THE DATA.
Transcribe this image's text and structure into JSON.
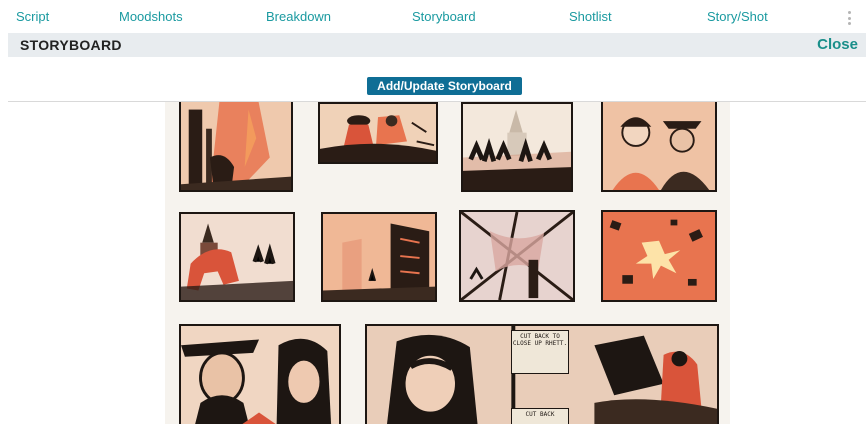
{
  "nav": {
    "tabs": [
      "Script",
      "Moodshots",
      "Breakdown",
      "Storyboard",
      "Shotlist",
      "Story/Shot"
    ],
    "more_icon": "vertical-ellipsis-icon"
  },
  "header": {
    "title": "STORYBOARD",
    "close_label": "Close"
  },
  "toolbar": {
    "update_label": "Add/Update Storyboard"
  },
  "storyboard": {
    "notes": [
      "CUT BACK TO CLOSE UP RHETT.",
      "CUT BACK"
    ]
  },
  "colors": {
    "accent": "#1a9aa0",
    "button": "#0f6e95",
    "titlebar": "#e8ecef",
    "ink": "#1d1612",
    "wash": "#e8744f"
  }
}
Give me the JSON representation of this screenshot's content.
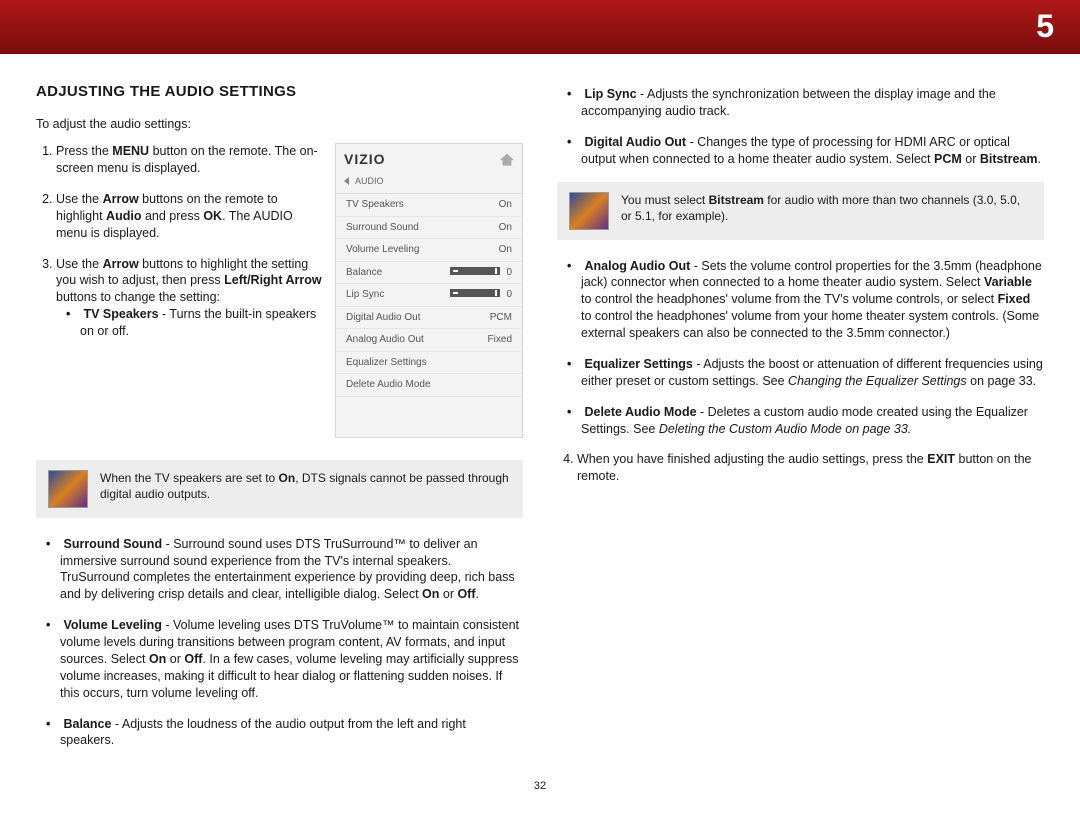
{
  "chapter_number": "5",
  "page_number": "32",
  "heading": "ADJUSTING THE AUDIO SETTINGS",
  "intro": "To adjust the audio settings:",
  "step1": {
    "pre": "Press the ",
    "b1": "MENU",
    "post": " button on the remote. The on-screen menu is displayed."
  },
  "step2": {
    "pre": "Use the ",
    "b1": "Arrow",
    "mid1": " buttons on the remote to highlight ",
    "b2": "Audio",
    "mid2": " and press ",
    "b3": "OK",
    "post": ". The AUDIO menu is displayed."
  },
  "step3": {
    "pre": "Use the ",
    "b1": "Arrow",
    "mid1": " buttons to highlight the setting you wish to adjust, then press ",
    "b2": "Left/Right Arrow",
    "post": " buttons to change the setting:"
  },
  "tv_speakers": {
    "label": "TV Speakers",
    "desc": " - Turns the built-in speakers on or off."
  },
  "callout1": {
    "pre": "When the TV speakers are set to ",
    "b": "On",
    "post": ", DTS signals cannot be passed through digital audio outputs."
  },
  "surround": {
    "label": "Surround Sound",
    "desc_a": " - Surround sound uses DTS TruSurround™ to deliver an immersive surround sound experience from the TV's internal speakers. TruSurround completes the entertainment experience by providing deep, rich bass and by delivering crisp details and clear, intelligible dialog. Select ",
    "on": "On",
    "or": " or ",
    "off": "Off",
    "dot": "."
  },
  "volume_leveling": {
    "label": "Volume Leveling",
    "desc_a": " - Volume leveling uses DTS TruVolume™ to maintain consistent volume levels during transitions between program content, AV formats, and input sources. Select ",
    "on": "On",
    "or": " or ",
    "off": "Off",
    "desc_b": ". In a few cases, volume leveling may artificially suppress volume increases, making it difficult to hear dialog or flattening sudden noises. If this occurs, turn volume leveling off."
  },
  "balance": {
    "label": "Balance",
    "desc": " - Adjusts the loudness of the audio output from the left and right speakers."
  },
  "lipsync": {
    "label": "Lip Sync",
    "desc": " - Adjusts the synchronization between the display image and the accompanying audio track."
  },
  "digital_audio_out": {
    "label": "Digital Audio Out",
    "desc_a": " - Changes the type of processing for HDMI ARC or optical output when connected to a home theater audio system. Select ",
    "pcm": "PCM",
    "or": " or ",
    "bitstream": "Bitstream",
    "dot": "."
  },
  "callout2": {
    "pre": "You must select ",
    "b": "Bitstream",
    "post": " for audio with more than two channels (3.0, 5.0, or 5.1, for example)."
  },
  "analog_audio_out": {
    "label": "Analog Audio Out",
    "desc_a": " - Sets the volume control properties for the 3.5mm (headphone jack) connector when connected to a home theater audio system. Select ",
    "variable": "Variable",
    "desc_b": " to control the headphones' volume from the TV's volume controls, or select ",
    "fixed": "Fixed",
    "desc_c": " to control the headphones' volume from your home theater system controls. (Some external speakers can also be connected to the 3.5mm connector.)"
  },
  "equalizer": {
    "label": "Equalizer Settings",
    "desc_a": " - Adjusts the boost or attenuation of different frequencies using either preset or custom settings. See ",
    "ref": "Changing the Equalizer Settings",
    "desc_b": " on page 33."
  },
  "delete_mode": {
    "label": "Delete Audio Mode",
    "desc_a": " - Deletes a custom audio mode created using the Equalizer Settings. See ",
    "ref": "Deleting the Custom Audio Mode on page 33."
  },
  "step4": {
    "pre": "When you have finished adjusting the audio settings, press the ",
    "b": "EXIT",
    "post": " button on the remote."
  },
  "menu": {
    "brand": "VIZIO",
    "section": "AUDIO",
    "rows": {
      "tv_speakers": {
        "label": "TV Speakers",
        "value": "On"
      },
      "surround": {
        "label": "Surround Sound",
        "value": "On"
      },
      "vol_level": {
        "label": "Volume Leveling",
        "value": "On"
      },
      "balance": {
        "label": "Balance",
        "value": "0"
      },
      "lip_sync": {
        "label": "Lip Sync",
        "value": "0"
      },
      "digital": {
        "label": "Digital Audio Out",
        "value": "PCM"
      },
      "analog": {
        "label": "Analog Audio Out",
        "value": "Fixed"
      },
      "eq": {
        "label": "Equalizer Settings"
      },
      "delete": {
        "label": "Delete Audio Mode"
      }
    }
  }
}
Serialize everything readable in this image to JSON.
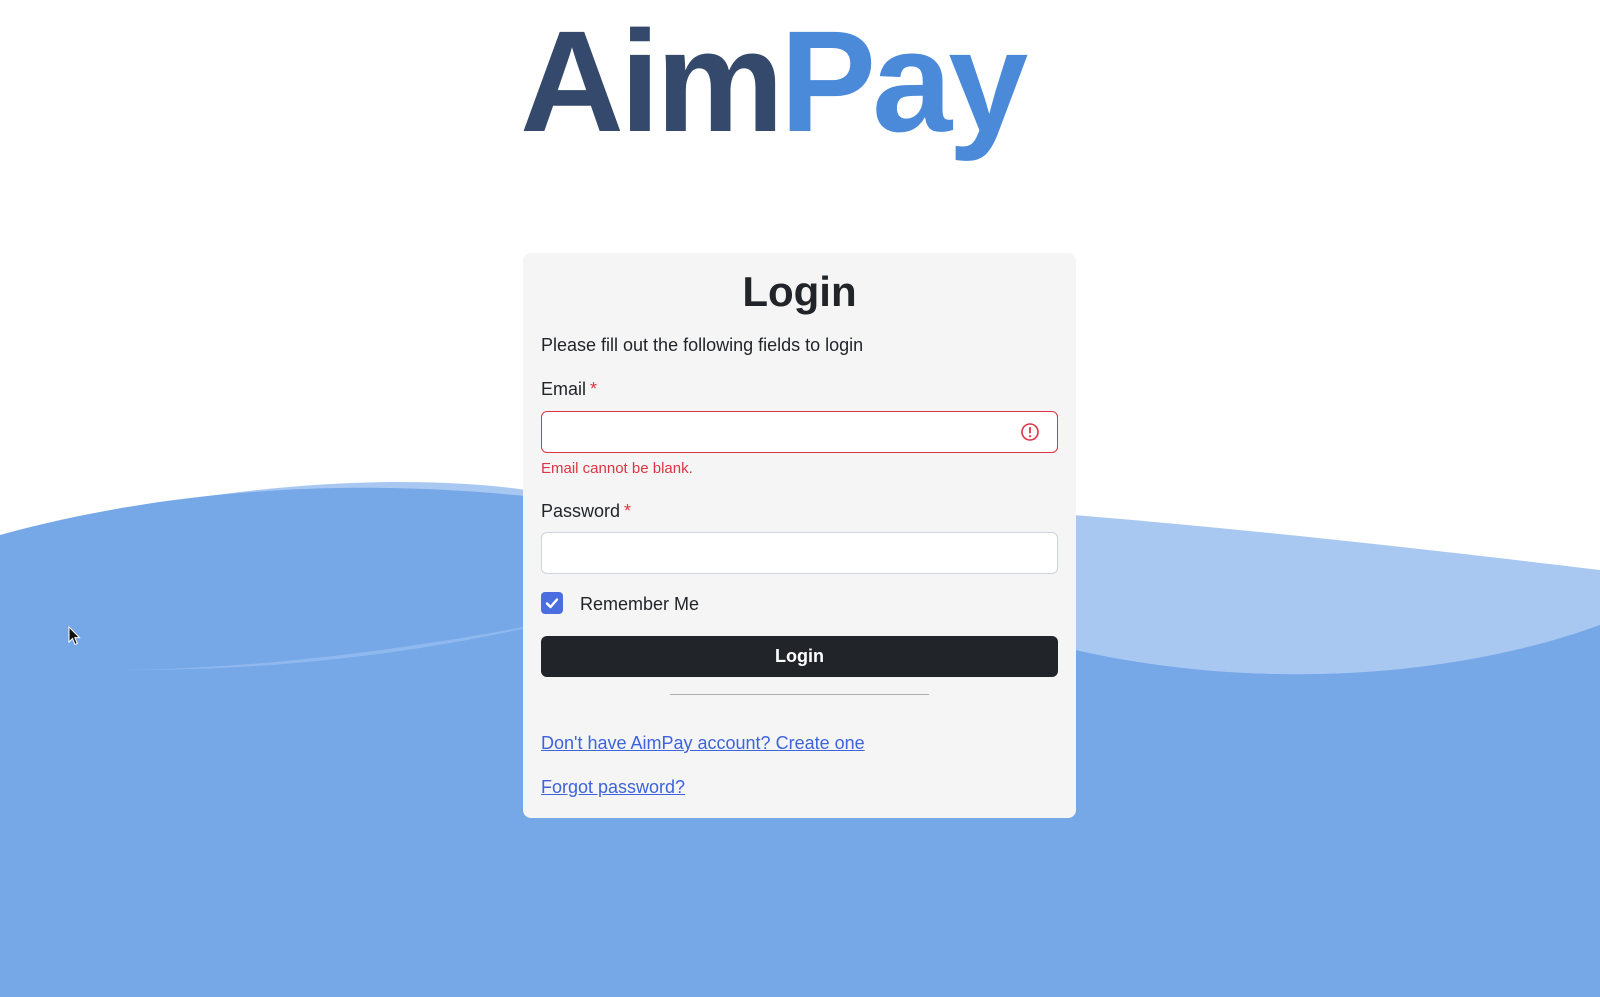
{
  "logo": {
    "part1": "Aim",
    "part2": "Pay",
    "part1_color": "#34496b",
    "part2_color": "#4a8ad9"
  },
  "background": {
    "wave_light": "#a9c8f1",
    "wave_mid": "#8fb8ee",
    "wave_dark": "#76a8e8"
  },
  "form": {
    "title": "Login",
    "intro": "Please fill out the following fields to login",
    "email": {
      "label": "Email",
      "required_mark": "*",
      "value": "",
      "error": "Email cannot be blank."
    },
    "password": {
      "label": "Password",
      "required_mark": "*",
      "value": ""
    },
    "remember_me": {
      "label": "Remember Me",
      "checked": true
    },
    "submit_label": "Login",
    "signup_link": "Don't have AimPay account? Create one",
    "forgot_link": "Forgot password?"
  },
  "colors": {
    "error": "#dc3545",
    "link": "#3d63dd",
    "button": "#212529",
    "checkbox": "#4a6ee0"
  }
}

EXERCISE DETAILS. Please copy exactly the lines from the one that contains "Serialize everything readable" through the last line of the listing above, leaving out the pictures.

RESULT OF THE EXERCISE.
Serialize everything readable in this image to JSON.
{
  "logo": {
    "part1": "Aim",
    "part2": "Pay",
    "part1_color": "#34496b",
    "part2_color": "#4a8ad9"
  },
  "background": {
    "wave_light": "#a9c8f1",
    "wave_mid": "#8fb8ee",
    "wave_dark": "#76a8e8"
  },
  "form": {
    "title": "Login",
    "intro": "Please fill out the following fields to login",
    "email": {
      "label": "Email",
      "required_mark": "*",
      "value": "",
      "error": "Email cannot be blank."
    },
    "password": {
      "label": "Password",
      "required_mark": "*",
      "value": ""
    },
    "remember_me": {
      "label": "Remember Me",
      "checked": true
    },
    "submit_label": "Login",
    "signup_link": "Don't have AimPay account? Create one",
    "forgot_link": "Forgot password?"
  },
  "colors": {
    "error": "#dc3545",
    "link": "#3d63dd",
    "button": "#212529",
    "checkbox": "#4a6ee0"
  }
}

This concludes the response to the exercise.